My last post discussed the activity/inactivity distinction from the perspective of federalism. But even from the sort of libertarian perspective that I don't personally share, I'm still baffled by why a mandate to enter into a commercial transaction should raise more hackles than other types of legal regulation. If anything, I would think that the distinction would work the other way, at least as long as nobody is being forced actually to use the product being purchased. I don't much like creamed spinach. But I don't think I'd consider my liberties cut to the bone by a law that required me to buy creamed spinach, as long as it didn't force me to eat it. More important, I would certainly far prefer such a law to one that forbid me to buy asparagus, a vegetable I do like.

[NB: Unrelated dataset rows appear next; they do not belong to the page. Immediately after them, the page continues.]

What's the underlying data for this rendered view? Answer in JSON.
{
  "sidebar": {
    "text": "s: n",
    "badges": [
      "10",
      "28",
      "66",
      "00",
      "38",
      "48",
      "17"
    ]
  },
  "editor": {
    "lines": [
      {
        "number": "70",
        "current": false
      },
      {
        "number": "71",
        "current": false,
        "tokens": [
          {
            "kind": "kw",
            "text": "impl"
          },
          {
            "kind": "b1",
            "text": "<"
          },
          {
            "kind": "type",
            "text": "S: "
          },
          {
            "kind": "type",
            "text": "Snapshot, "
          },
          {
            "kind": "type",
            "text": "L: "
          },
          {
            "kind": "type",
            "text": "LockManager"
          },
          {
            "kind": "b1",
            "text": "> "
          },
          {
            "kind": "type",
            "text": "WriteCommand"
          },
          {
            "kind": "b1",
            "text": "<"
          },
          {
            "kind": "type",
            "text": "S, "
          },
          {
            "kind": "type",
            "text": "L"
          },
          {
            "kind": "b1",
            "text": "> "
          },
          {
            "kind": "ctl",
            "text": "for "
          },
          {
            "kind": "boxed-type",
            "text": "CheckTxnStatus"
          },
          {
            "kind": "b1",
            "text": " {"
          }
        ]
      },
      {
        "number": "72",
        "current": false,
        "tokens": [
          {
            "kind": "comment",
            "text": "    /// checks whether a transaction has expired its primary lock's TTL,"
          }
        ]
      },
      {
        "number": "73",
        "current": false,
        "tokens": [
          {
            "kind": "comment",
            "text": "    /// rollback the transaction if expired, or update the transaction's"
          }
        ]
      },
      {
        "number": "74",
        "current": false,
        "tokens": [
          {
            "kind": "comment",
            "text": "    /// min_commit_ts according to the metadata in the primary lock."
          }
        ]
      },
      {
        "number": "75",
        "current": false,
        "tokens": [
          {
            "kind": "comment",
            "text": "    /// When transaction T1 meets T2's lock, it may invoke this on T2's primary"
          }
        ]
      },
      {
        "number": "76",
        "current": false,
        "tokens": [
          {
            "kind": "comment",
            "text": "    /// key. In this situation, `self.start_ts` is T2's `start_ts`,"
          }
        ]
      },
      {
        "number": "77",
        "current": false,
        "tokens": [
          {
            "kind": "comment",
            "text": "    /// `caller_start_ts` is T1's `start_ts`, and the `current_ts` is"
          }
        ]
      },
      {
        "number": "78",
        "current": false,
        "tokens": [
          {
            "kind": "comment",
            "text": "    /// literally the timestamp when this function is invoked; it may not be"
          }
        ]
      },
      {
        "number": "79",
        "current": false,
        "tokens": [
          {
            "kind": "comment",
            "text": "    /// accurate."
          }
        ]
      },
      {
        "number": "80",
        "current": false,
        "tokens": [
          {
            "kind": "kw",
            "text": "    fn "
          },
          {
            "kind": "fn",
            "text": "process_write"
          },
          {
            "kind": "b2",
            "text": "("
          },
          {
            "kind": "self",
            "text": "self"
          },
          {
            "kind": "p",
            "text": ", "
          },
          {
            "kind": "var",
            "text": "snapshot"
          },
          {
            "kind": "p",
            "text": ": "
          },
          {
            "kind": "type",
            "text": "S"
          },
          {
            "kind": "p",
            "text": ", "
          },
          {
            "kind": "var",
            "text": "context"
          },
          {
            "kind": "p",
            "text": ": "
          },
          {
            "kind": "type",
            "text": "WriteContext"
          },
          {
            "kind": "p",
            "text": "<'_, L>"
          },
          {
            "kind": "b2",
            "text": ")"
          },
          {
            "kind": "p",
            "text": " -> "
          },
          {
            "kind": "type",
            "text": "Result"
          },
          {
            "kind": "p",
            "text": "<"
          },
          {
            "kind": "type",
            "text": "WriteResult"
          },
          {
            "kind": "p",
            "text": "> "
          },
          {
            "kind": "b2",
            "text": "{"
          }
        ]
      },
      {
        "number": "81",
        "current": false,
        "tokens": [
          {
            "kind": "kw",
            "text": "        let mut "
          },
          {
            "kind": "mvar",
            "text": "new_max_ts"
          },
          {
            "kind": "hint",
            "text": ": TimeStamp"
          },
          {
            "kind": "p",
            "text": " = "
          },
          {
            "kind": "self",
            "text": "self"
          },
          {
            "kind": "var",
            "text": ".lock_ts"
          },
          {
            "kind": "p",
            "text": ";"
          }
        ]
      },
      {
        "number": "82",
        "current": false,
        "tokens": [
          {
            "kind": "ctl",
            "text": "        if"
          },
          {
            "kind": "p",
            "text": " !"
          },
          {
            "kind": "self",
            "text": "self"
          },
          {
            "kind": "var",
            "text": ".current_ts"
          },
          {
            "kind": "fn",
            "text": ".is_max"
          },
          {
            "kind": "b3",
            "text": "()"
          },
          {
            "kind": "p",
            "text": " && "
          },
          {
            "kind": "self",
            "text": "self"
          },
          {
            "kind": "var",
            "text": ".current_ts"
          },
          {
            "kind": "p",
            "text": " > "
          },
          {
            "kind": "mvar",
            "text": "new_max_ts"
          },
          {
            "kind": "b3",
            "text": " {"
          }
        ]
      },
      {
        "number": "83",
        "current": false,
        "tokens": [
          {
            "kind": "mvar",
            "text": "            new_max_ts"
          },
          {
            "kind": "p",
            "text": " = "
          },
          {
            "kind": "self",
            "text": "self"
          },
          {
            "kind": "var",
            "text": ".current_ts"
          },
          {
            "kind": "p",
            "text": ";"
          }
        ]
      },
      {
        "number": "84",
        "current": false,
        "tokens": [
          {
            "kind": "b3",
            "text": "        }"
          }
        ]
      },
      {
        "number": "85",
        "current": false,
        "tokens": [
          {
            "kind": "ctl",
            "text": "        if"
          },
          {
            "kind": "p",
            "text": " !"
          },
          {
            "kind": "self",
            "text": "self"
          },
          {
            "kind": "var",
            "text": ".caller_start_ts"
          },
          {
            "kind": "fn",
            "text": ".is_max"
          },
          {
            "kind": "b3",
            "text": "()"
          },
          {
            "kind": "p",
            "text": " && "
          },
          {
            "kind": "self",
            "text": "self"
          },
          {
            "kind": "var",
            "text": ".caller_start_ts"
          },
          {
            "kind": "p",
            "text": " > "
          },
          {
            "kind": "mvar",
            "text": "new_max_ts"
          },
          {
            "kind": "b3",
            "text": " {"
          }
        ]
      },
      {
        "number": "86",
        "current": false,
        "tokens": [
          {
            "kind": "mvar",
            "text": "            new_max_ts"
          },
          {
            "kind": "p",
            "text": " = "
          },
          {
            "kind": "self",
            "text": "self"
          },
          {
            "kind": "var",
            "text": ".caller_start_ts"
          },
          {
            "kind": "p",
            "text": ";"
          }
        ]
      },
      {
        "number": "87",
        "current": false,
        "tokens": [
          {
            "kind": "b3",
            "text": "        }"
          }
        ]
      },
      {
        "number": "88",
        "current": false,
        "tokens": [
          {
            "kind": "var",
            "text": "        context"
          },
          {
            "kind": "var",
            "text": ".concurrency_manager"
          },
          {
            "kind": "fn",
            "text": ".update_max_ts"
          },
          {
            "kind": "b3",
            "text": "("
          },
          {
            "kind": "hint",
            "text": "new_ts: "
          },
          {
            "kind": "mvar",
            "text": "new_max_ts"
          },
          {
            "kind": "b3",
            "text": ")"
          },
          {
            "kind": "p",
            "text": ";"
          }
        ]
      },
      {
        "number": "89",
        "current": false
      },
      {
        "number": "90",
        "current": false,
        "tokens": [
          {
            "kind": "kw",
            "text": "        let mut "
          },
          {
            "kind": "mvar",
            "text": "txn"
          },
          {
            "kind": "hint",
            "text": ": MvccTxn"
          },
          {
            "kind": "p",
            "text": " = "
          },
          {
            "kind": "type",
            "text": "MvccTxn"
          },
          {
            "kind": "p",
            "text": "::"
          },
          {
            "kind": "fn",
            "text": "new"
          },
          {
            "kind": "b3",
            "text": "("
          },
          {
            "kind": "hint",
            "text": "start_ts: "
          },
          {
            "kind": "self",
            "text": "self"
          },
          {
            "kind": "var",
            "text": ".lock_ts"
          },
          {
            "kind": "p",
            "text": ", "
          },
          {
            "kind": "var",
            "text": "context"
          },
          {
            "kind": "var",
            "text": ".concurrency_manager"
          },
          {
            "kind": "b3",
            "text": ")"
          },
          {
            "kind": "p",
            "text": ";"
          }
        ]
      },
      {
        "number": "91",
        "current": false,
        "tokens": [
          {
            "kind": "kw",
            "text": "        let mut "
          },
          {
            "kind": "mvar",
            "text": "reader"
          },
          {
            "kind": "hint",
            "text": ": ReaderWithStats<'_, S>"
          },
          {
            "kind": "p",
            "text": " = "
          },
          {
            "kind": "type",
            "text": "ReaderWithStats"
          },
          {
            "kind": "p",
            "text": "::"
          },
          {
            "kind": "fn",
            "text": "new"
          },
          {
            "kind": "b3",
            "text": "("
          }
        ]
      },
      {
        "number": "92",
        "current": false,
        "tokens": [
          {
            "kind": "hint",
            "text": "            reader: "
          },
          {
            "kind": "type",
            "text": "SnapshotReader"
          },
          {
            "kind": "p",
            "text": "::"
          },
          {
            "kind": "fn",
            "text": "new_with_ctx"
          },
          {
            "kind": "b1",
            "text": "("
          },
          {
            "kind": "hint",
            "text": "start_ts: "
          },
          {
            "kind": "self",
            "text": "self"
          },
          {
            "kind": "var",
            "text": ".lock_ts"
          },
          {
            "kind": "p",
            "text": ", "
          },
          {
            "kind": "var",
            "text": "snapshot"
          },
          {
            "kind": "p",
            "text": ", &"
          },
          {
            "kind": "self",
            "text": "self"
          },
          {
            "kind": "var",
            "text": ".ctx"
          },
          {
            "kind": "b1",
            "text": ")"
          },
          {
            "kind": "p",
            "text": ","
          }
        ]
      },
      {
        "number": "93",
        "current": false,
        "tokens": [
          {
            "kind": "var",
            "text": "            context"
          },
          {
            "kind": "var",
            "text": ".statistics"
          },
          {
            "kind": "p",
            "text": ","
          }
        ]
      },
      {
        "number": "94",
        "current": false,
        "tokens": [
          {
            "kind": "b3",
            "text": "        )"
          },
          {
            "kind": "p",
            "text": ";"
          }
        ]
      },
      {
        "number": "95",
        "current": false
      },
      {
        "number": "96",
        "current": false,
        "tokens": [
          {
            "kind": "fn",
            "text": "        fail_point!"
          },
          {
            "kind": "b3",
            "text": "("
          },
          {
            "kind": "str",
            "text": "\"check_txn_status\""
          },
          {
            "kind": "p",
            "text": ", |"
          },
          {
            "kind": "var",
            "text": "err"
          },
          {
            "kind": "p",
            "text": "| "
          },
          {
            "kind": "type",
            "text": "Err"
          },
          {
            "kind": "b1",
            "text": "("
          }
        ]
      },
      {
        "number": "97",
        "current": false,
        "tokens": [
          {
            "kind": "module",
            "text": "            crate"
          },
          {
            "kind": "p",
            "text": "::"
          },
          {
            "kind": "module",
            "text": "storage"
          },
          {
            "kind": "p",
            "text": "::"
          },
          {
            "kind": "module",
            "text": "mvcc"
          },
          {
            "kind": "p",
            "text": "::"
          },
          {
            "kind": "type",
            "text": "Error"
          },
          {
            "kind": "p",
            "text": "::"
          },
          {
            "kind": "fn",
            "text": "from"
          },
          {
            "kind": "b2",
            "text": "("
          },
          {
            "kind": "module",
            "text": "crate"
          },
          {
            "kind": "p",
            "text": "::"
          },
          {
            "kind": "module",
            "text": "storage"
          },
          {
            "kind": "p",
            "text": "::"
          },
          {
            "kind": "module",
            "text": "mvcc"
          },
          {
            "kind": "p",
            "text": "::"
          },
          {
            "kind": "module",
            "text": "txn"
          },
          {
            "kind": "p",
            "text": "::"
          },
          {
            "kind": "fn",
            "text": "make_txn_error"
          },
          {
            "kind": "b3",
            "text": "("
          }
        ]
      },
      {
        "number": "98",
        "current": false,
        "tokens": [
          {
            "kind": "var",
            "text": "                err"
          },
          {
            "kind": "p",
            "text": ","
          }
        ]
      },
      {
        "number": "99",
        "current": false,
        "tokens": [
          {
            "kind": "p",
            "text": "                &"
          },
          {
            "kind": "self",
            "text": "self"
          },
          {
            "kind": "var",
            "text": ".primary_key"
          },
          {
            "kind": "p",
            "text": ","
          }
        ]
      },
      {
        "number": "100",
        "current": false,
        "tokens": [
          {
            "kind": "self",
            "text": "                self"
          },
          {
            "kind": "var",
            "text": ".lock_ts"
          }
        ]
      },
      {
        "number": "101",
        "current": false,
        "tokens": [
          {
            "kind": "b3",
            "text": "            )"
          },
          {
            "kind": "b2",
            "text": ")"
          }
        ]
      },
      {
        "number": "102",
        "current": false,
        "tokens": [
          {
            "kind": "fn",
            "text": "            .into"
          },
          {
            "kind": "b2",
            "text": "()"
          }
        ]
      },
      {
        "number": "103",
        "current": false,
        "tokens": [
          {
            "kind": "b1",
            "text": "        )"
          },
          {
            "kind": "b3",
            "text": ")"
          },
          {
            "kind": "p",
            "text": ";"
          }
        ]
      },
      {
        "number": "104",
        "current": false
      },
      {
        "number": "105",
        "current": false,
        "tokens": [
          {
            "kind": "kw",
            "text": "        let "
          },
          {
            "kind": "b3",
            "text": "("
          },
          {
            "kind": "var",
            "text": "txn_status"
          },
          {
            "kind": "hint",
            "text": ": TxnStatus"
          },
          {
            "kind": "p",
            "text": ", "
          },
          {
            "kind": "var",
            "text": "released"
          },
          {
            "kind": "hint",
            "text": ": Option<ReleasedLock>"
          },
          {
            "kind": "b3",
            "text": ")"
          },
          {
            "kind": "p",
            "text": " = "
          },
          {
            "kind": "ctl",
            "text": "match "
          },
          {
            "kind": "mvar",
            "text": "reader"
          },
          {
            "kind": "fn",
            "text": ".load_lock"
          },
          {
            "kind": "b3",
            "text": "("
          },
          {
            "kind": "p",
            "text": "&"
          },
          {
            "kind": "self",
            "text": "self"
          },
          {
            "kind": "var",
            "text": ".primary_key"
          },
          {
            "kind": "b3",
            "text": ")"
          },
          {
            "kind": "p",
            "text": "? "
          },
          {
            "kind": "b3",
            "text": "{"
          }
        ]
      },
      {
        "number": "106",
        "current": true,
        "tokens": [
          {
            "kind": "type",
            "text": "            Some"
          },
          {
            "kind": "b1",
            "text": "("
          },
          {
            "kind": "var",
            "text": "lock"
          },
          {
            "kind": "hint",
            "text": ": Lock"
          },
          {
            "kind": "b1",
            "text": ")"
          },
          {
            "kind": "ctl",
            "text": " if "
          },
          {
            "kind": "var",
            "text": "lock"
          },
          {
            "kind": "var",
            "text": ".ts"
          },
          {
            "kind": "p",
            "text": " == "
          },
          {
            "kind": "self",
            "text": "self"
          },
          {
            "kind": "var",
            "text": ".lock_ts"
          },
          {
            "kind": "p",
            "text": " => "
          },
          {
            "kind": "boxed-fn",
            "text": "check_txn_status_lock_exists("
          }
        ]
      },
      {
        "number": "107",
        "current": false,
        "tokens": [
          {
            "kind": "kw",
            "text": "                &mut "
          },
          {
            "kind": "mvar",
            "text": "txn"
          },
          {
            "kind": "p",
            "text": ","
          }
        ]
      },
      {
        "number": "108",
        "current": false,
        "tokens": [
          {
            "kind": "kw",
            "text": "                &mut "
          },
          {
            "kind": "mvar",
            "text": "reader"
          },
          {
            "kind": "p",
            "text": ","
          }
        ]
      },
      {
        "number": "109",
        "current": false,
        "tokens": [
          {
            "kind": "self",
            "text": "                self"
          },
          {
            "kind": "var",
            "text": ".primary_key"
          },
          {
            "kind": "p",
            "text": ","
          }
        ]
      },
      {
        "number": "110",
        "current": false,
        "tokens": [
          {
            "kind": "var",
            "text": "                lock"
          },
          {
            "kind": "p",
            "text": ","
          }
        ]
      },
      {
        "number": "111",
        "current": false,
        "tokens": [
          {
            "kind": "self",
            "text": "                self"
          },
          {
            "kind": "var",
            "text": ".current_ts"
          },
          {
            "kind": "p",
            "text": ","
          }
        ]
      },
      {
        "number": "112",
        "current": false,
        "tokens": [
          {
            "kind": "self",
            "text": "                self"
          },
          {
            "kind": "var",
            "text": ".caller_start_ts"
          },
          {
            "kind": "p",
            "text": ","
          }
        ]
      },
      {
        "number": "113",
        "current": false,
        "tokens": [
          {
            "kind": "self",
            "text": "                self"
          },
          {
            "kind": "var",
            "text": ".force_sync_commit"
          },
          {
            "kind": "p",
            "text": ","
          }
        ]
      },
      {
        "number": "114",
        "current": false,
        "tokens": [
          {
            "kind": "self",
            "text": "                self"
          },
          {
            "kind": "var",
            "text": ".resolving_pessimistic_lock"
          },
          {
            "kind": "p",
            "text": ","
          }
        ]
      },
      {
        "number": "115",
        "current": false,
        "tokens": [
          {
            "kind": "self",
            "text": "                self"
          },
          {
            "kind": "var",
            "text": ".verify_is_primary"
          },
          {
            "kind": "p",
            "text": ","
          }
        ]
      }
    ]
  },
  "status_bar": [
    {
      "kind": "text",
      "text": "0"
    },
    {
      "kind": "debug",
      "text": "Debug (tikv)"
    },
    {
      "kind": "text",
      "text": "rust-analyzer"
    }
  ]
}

There are limits to my argument here, of course, particularly when claims of conscience are involved. It would be wrong, for example, to require vegetarians to buy meat, even if they weren't made to eat it. And it would also be wrong to require the Amish to buy health insurance, which is why they and others like them are rightly exempted from the individual mandate. But most libertarian critics of the new health law don't claim that they are conscientiously opposed to health insurance. (Most, I am confident, either have health insurance or plan to buy it when they get older or sicker.) They just object, in principle, to being forced to enter into any economic transaction. And it is that abstract but vehement objection, especially in the face of the thousands of other laws that limit our ability to enter into other economic transactions, that I find odd.